HZ: I know that when she tells Toby, that's the first person that she's ever told. She never told her family. She obviously goes to Marc's place and then ends up not even telling him, so I know she's carried the burden of that secret on her own. But I don't know whether she ends up revealing that to other people.

CM: I would think that it would have to come up again — I don't know if it's something she wants to keep with Toby. I don't know if as she processes it, she moves through everything, if she will feel more inclined to want to be honest. Or would she feel like it's just not necessary, because [Randall and Kevin] are going through their own stuff as is Rebecca?

In season 5, Randall dives deep into learning about his identity, while Justin Hartley told PEOPLE that legacy is top of mind for Kevin, especially with impending fatherhood.

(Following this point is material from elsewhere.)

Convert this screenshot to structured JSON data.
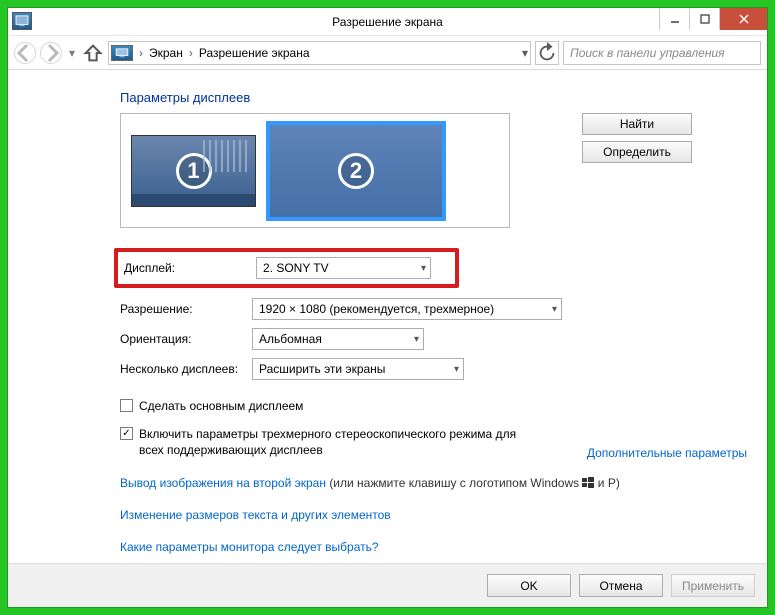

What will Kate be exploring as her and Toby's adoption journey continues?

CM: I think it's about letting the pain go and coming into her own. So much of Kate's journey, because she's been broken for so long, is all about healing. Whether it's through her being a mother or her being a wife, she's just finally owning her power and sadness, and grief, to turn it into empowerment and healing. She has a lot of love to give and she always has. As a mother, it's one of those selfless things that she's really good at doing. I think she understands her relationship with her mom better because she's a mom now. There's just a lot of healing, understanding and sympathy that goes along with, obviously getting older, but growing mentally and emotionally.

Filming for season 5 was a bit hectic in the beginning due to the coronavirus pandemic, specifically for the first few episodes. How has production been lately?

HZ: I started filming when it was episode 4 and our crew and team were so incredible and worked out the kinks, so by the time I came, it was a pretty well-oiled system. It still takes a little bit of getting used to — we're in these, what we call, Barbie plastic boxes, and I have my shield on all the time, because with the prosthetics you can't really wear a mask. There's a bunch of different regulations, but we're so blessed that we actually get to go to work and still make television. It's been cool to see people adapt to how life has to be.

This Is Us airs Tuesdays (9 p.m. ET) on NBC.